In the works for a decade (the SEC called for a revamped standard in 2005), the new leasing rule created a rift during the ongoing convergence effort between FASB and the International Accounting Standards Board, leading the two boards to come out with two different standards. Call it a divergence if you will.

The IASB recently released their final standards and the FASB’s is expected this quarter. Companies will appear to be burdened by more debt than they do now, as disclosing leases only in footnotes will no longer be acceptable under GAAP. Studies estimate that the changes will raise the reported liabilities of U.S. public companies by $1.5 trillion to $2 trillion.

It is expected that the new rule will take more effort to put in place than the new revenue recognition standard (and that’s saying something). Consider that every lease must be reviewed with assumptions updated each reporting period. Under the new guidance, lessees will be required to present right-of-use assets and lease liabilities on the balance sheet.

FASB has passed down a couple of other big agenda items when it released its rules concerning financial instruments last month. Although not in the works as long as the pending changes to lease accounting, this project was also divisive for FASB and IASB. For FASB’s part, the board will require companies to follow new rules on classifying and measuring financial instruments in 2018 and financial instrument impairment in 2019.

FASB’s standard for how to classify and measure financial instruments will be relevant to most companies, in particular those that have equity method investments that are not currently measured at fair value. Current fair value measurements and disclosures can be confusing to investors, and the new rules are intended to simplify things. Companies can adopt parts of the standard early if they wish.

As for the new revenue recognition standard, the Joint Transition Resource Group had its last scheduled meeting in Q4 2015 and will reconvene if new issues arise around implementation of the new rule. The FASB is expected to finalize proposed amendments to the standard this quarter. So the rules are settling, and there is no more reason to delay your implementation efforts. You are already in the first fiscal year that will be effected by the new standard when you implement in 2018.

FASB’s agenda will appear a bit thinner by the second quarter of 2016, while yours has grown. Let the fun of implementation begin!

Diana Gilbert has been a member of the RoseRyan dream team since 2008 with almost 30 years of professional experience.
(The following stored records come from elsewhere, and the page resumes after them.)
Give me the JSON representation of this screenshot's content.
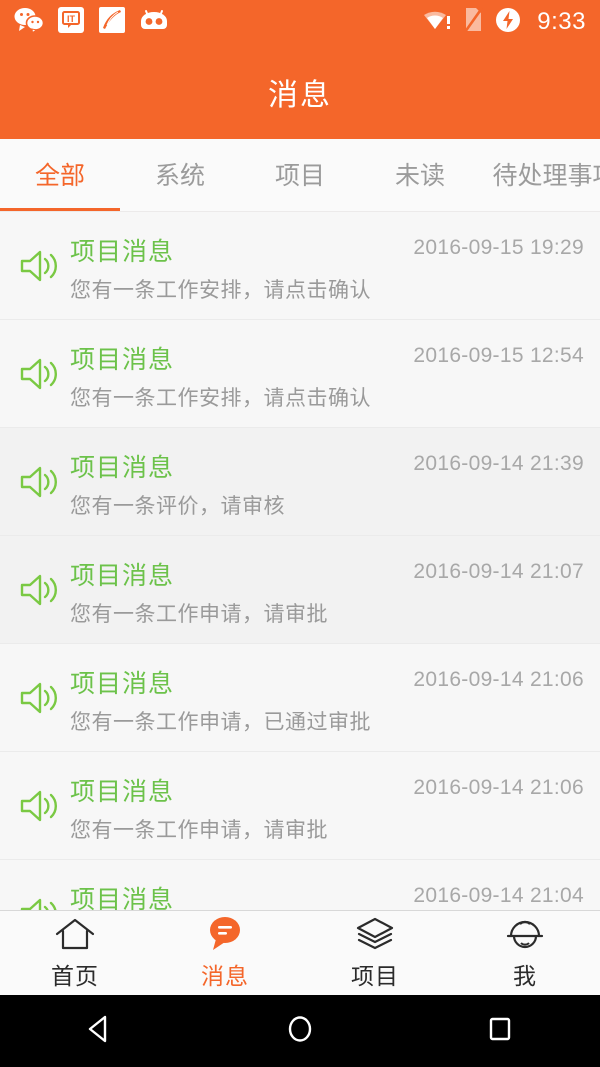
{
  "status_bar": {
    "background": "#f4662a",
    "time": "9:33",
    "left_icons": [
      "wechat-icon",
      "it-bubble-icon",
      "feather-icon",
      "cyanogenmod-icon"
    ],
    "right_icons": [
      "wifi-alert-icon",
      "sim-missing-icon",
      "charging-bolt-icon"
    ]
  },
  "header": {
    "title": "消息",
    "background": "#f4662a",
    "text_color": "#ffffff"
  },
  "tabs": {
    "active_index": 0,
    "accent": "#f4662a",
    "inactive_color": "#9b9b9b",
    "items": [
      {
        "label": "全部"
      },
      {
        "label": "系统"
      },
      {
        "label": "项目"
      },
      {
        "label": "未读"
      },
      {
        "label": "待处理事项"
      }
    ]
  },
  "messages": {
    "title_color": "#6cc24a",
    "icon": "speaker-icon",
    "items": [
      {
        "title": "项目消息",
        "date": "2016-09-15 19:29",
        "body": "您有一条工作安排，请点击确认"
      },
      {
        "title": "项目消息",
        "date": "2016-09-15 12:54",
        "body": "您有一条工作安排，请点击确认"
      },
      {
        "title": "项目消息",
        "date": "2016-09-14 21:39",
        "body": "您有一条评价，请审核"
      },
      {
        "title": "项目消息",
        "date": "2016-09-14 21:07",
        "body": "您有一条工作申请，请审批"
      },
      {
        "title": "项目消息",
        "date": "2016-09-14 21:06",
        "body": "您有一条工作申请，已通过审批"
      },
      {
        "title": "项目消息",
        "date": "2016-09-14 21:06",
        "body": "您有一条工作申请，请审批"
      },
      {
        "title": "项目消息",
        "date": "2016-09-14 21:04",
        "body": ""
      }
    ]
  },
  "bottom_nav": {
    "active_index": 1,
    "accent": "#f4662a",
    "items": [
      {
        "label": "首页",
        "icon": "home-icon"
      },
      {
        "label": "消息",
        "icon": "chat-bubble-icon"
      },
      {
        "label": "项目",
        "icon": "layers-icon"
      },
      {
        "label": "我",
        "icon": "hard-hat-icon"
      }
    ]
  },
  "system_nav": {
    "buttons": [
      "back-triangle-icon",
      "home-circle-icon",
      "recents-square-icon"
    ]
  }
}
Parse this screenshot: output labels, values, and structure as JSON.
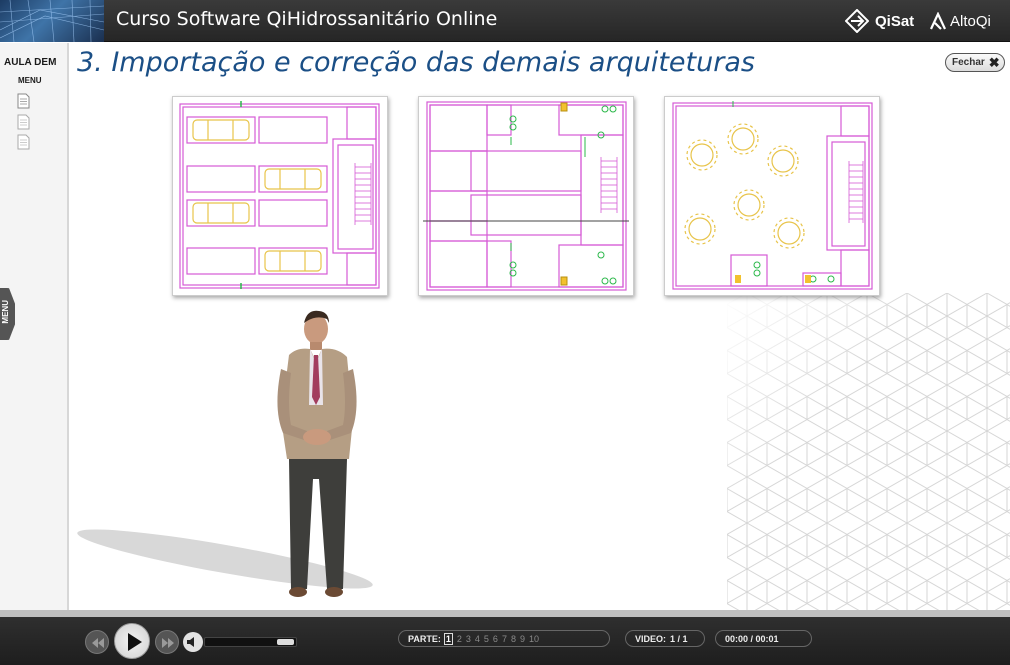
{
  "header": {
    "course_title": "Curso Software QiHidrossanitário Online",
    "logo_qisat": "QiSat",
    "logo_altoqi": "AltoQi"
  },
  "left_menu": {
    "aula_label": "AULA DEM",
    "menu_label": "MENU",
    "tab_label": "MENU",
    "doc_items": [
      "document-icon",
      "document-icon",
      "document-icon"
    ]
  },
  "slide": {
    "title": "3. Importação e correção das demais arquiteturas",
    "close_label": "Fechar"
  },
  "plans": [
    {
      "name": "floor-plan-garage"
    },
    {
      "name": "floor-plan-apartments"
    },
    {
      "name": "floor-plan-hall"
    }
  ],
  "player": {
    "parte_label": "PARTE:",
    "parts": [
      "1",
      "2",
      "3",
      "4",
      "5",
      "6",
      "7",
      "8",
      "9",
      "10"
    ],
    "active_part": "1",
    "video_label": "VIDEO:",
    "video_value": "1 / 1",
    "time_value": "00:00 / 00:01",
    "volume": 0.8
  },
  "colors": {
    "title_blue": "#1b4f86",
    "header_bg": "#2a2a2a",
    "plan_wall": "#d65ad6",
    "plan_car": "#e8c44a"
  }
}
Frequently tapped for her insights by Compliance Week, Diana excels at technical accounting, revenue recognition, SOX/internal controls, business systems and process improvements.